WERNER MORANDELL. IT
Founder and Winemaker Lieselehof
Born in 1954, in the heart of the Italian Alps, Werner Morandell is one of the pioneers of sustainable viticulture. Since a young age, Morandell helped his father in the family’s vineyards and decided in 1993 to dedicate himself fully to his lifelong hobby of wine making. Quickly he realised the overuse and abuse of pesticides in viticulture and switched to organic methods. In 1998, Werner finds out about PIWI vines (vines resistant to Mildew and Peronospora) and decides to plant the first PIWI vineyard of Italy in 2002. Ever since, the pioneer has converted 80% of LIESELEHOF’s land into PIWI vineyards and was the vice-president of PIWI International and PIWI South Tyrol for more than 15 years altogether. PIWI International was the first association to promote pesticide free viticulture.
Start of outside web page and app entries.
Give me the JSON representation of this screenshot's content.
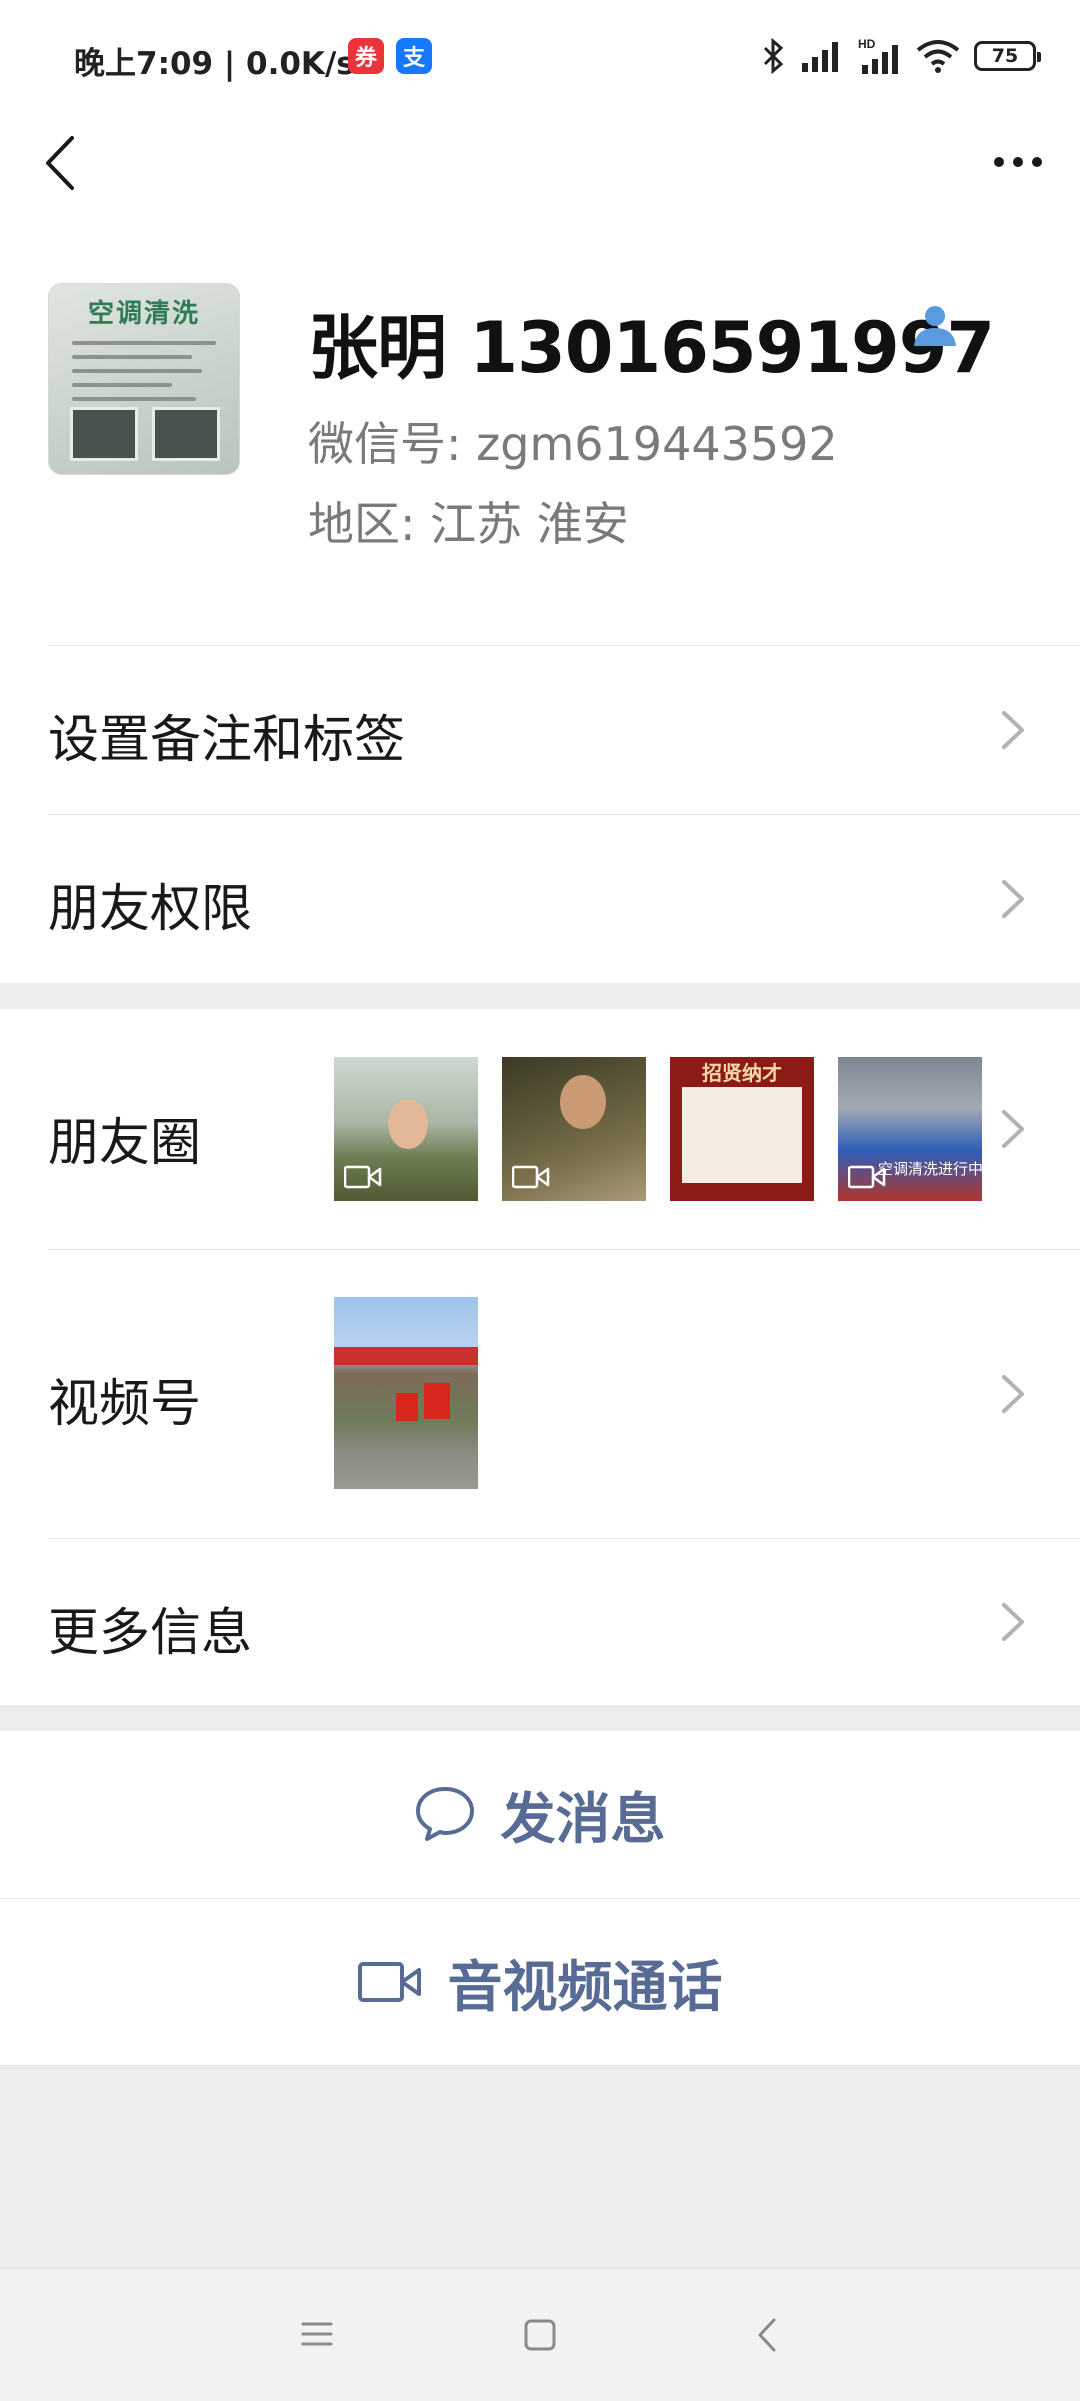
{
  "status_bar": {
    "time_text": "晚上7:09 | 0.0K/s",
    "app_icon_1": "券",
    "app_icon_2": "支",
    "battery_level": "75",
    "icons": [
      "bluetooth-icon",
      "signal-icon",
      "hd-signal-icon",
      "wifi-icon",
      "battery-icon"
    ]
  },
  "header": {
    "back_icon": "chevron-left-icon",
    "more_icon": "more-dots-icon"
  },
  "profile": {
    "avatar_text": "空调清洗",
    "name": "张明 13016591997",
    "wechat_id": "微信号:  zgm619443592",
    "region": "地区:  江苏  淮安"
  },
  "menu": {
    "remark_tags": "设置备注和标签",
    "friend_permissions": "朋友权限",
    "moments": "朋友圈",
    "channels": "视频号",
    "more_info": "更多信息"
  },
  "moments_thumbs": [
    {
      "video": true,
      "caption": ""
    },
    {
      "video": true,
      "caption": ""
    },
    {
      "video": false,
      "caption": "招贤纳才"
    },
    {
      "video": true,
      "caption": "空调清洗进行中"
    }
  ],
  "actions": {
    "send_message": "发消息",
    "av_call": "音视频通话"
  },
  "colors": {
    "link": "#576b95",
    "band": "#ededed",
    "name_icon": "#5a9be0"
  }
}
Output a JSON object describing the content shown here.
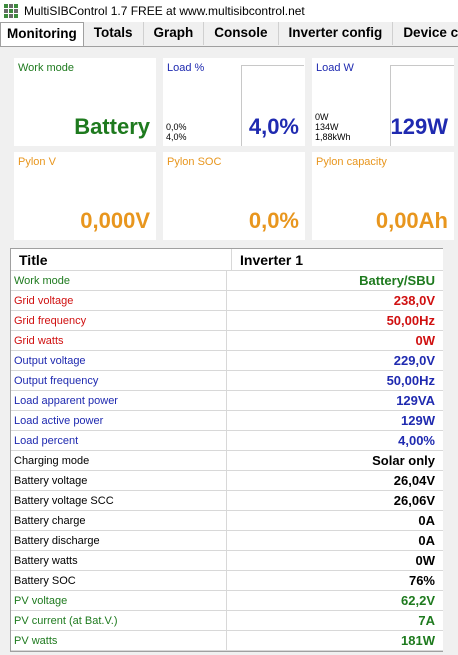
{
  "window": {
    "title": "MultiSIBControl 1.7 FREE at www.multisibcontrol.net"
  },
  "tabs": [
    {
      "label": "Monitoring"
    },
    {
      "label": "Totals"
    },
    {
      "label": "Graph"
    },
    {
      "label": "Console"
    },
    {
      "label": "Inverter config"
    },
    {
      "label": "Device c"
    }
  ],
  "cards": {
    "work_mode": {
      "label": "Work mode",
      "value": "Battery",
      "color": "#1e7a1e"
    },
    "load_pct": {
      "label": "Load %",
      "value": "4,0%",
      "lines": [
        "0,0%",
        "4,0%"
      ],
      "color": "#1f2ab0"
    },
    "load_w": {
      "label": "Load W",
      "value": "129W",
      "lines": [
        "0W",
        "134W",
        "1,88kWh"
      ],
      "color": "#1f2ab0"
    },
    "pylon_v": {
      "label": "Pylon V",
      "value": "0,000V",
      "color": "#e8961e"
    },
    "pylon_soc": {
      "label": "Pylon SOC",
      "value": "0,0%",
      "color": "#e8961e"
    },
    "pylon_cap": {
      "label": "Pylon capacity",
      "value": "0,00Ah",
      "color": "#e8961e"
    }
  },
  "table": {
    "headers": [
      "Title",
      "Inverter 1"
    ],
    "rows": [
      {
        "title": "Work mode",
        "value": "Battery/SBU",
        "color": "#1e7a1e"
      },
      {
        "title": "Grid voltage",
        "value": "238,0V",
        "color": "#d01010"
      },
      {
        "title": "Grid frequency",
        "value": "50,00Hz",
        "color": "#d01010"
      },
      {
        "title": "Grid watts",
        "value": "0W",
        "color": "#d01010"
      },
      {
        "title": "Output voltage",
        "value": "229,0V",
        "color": "#1f2ab0"
      },
      {
        "title": "Output frequency",
        "value": "50,00Hz",
        "color": "#1f2ab0"
      },
      {
        "title": "Load apparent power",
        "value": "129VA",
        "color": "#1f2ab0"
      },
      {
        "title": "Load active power",
        "value": "129W",
        "color": "#1f2ab0"
      },
      {
        "title": "Load percent",
        "value": "4,00%",
        "color": "#1f2ab0"
      },
      {
        "title": "Charging mode",
        "value": "Solar only",
        "color": "#000000"
      },
      {
        "title": "Battery voltage",
        "value": "26,04V",
        "color": "#000000"
      },
      {
        "title": "Battery voltage SCC",
        "value": "26,06V",
        "color": "#000000"
      },
      {
        "title": "Battery charge",
        "value": "0A",
        "color": "#000000"
      },
      {
        "title": "Battery discharge",
        "value": "0A",
        "color": "#000000"
      },
      {
        "title": "Battery watts",
        "value": "0W",
        "color": "#000000"
      },
      {
        "title": "Battery SOC",
        "value": "76%",
        "color": "#000000"
      },
      {
        "title": "PV voltage",
        "value": "62,2V",
        "color": "#1e7a1e"
      },
      {
        "title": "PV current (at Bat.V.)",
        "value": "7A",
        "color": "#1e7a1e"
      },
      {
        "title": "PV watts",
        "value": "181W",
        "color": "#1e7a1e"
      }
    ]
  }
}
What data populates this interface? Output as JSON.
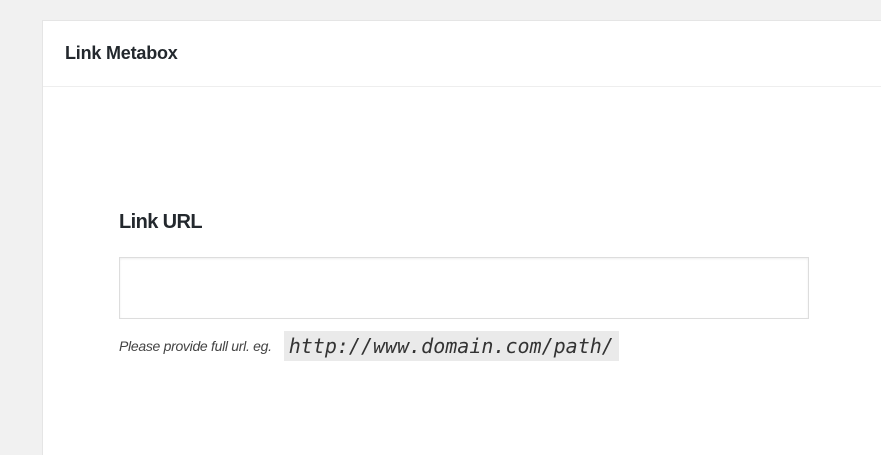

As of today Werner Morandell has participated in many important conferences regarding sustainable viticulture and published two books covering this crucial topic.
His life’s work has enabled wine producers all over Europe to pursue a clean and healthy form of producing wines.
Today, at LIESELEHOF Winery, Morandell and his two sons produce award winning red, white and sparkling wines on the hills and mountains of the South Tyrolean Alps between 200 and 1250m.a.s.l. reducing the use of pesticides and chemicals between 90%-100%.